When peace does not mean prosperity
The timing of the Nobel Peace Prize announcement was set in stone a long time ago, of course, but I love the way in which it comes just two days after EADS and BAE — two European arms-dealing behemoths — announced that their greatly-desired merger had been killed by European political infighting. Here’s the Nobel announcement:
The EU is currently undergoing grave economic difficulties and considerable social unrest. The Norwegian Nobel Committee wishes to focus on what it sees as the EU’s most important result: the successful struggle for peace and reconciliation and for democracy and human rights. The stabilizing part played by the EU has helped to transform most of Europe from a continent of war to a continent of peace.
And here’s EADS:
Notwithstanding a great deal of constructive and professional engagement with the respective governments over recent weeks, it has become clear that the interests of the parties’ government stakeholders cannot be adequately reconciled with each other or with the objectives that BAE Systems and EADS established for the merger.
The stock market, for what it’s worth, quite liked the failure of the deal: mega-mergers, after all, rarely work. Maybe they should send flowers to Angela Merkel, who bears most of the credit/blame. Meanwhile, as a proud EU citizen, I’ve been walking on air all day: I can now add the Nobel Prize to the Time Person of the Year award in the list of my personal achievements. Jose Manuel Barroso says so himself!
This prize belongs in much the same category as Barack Obama’s, or Paul Krugman’s: it’s designed to push a certain vision of how the world should look in the future, as much or more than it is designed to recognize some achievement which happened in the past. But there’s a problem here: the things which worked in the past won’t work in the future. The Nobel committee surely has a vision of prosperity and unity — as Dylan Matthews explains, the two have gone hand-in-hand for the past 60 years. But where they used to work together, they’re now working against each other: as Gary Cohn says, there’s a good chance that the EU, or at the very least the eurozone, is going to break up precisely in order to generate the kind of prosperity which no longer seems possible anywhere south of Milan.

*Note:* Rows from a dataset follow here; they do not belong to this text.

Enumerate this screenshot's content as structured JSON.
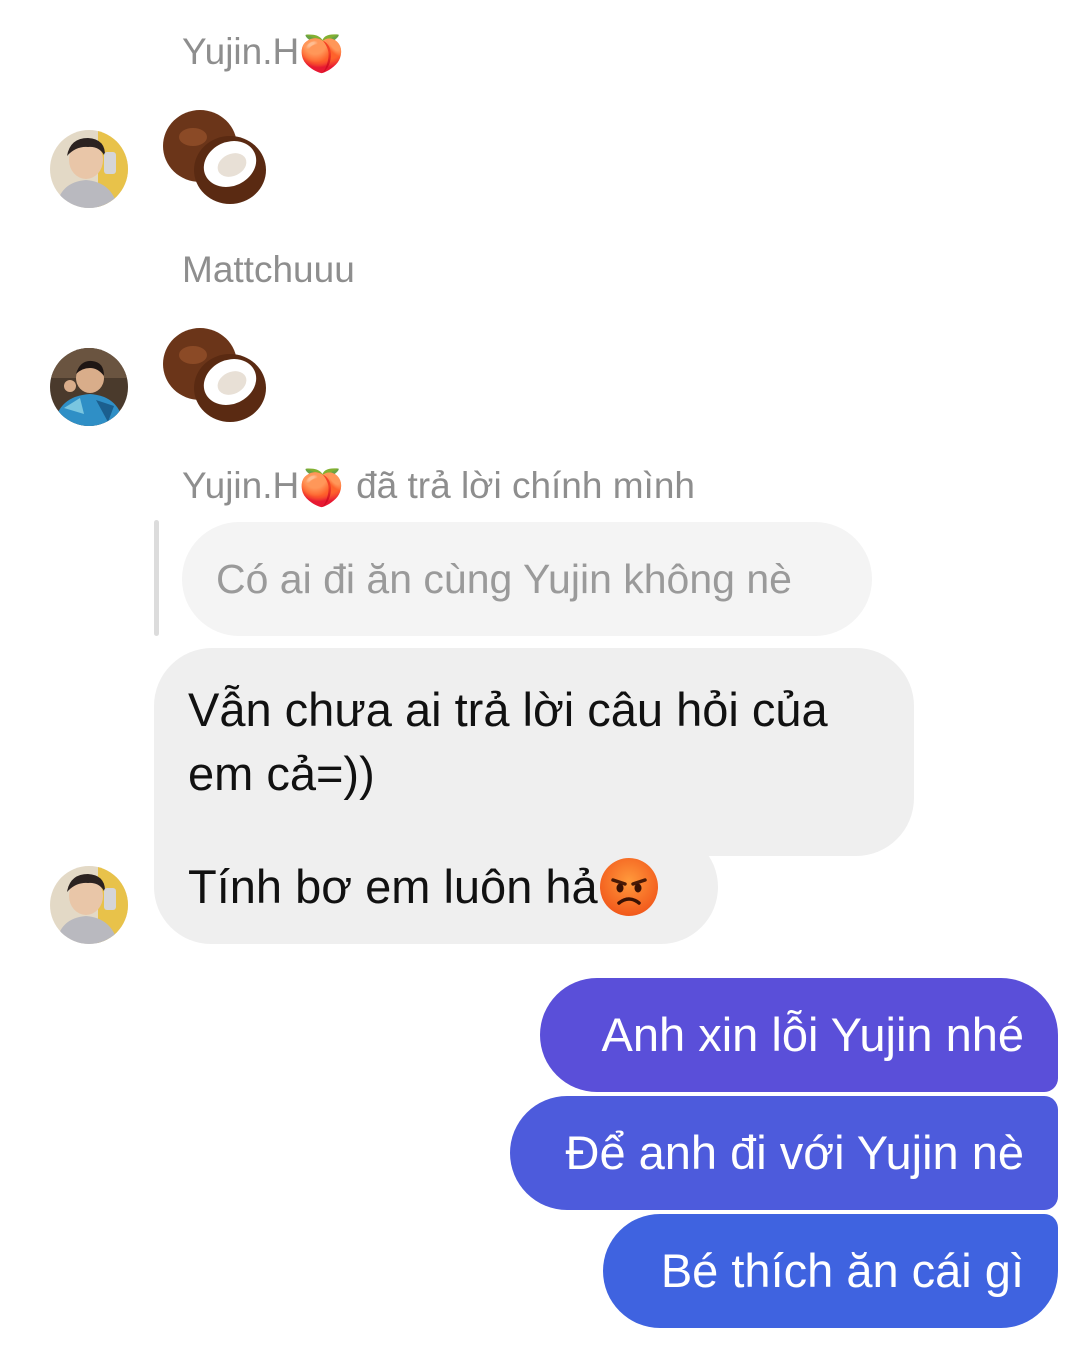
{
  "messages": [
    {
      "sender": "Yujin.H",
      "sender_emoji": "🍑",
      "content_icon": "coconut"
    },
    {
      "sender": "Mattchuuu",
      "content_icon": "coconut"
    },
    {
      "sender": "Yujin.H",
      "sender_emoji": "🍑",
      "reply_note": "đã trả lời chính mình",
      "quoted_text": "Có ai đi ăn cùng Yujin không nè",
      "bubbles": [
        "Vẫn chưa ai trả lời câu hỏi của em cả=))",
        "Tính bơ em luôn hả"
      ],
      "trailing_emoji": "angry-face"
    }
  ],
  "outgoing": [
    "Anh xin lỗi Yujin nhé",
    "Để anh đi với Yujin nè",
    "Bé thích ăn cái gì"
  ],
  "colors": {
    "outgoing_top": "#5a4fd9",
    "outgoing_mid": "#4d5bdc",
    "outgoing_bottom": "#3f63e0",
    "incoming_bubble": "#efefef",
    "sender_text": "#8e8e8e"
  }
}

All of which is to say that fractiousness, these days, seems to be more remunerative than unity. We’re becoming a go-it-alone, winner-takes-all world, where opposition beats cooperation — and that, in turn, bodes ill for peace and for federalism wherever it’s found. There’s no chance of outright war within the EU: that particular achievement is nailed down, and has been for decades now. But riots and unrest and national-independence movements are on the rise, in large part because the European project of ever-greater integration and unity has stopped producing wealth and started destroying it instead.
The dot-com boom of the late 1990s was financed in large part by the peace dividend of the early 1990s: money which used to get poured into the Cold War could be spent much more productively elsewhere. Indeed, for most of the past 50 years, western Europe has been steadily moving money out of swords and into ploughshares and the welfare state. But that trend has been taken about as far as it can go, at least in Europe. And so while peace and prosperity have historically been aligned, as the consultants might have it, that alignment is getting thrown out of whack right now.
Which is why I think the Nobel committee decided to give the EU its gong this year. It’s their way of saying that the European project is a worthy and noble one regardless of whether it creates wealth and prosperity. In reality, however, if a European economy falls into a deep recession where the only visible way out is exit from the euro, then that economy will inevitably exit the euro. Politics might sometimes trump economics, but economics nearly always trumps ethics. Almost everybody likes the EU in theory. But unless it works for them in practice, it will certainly fall apart.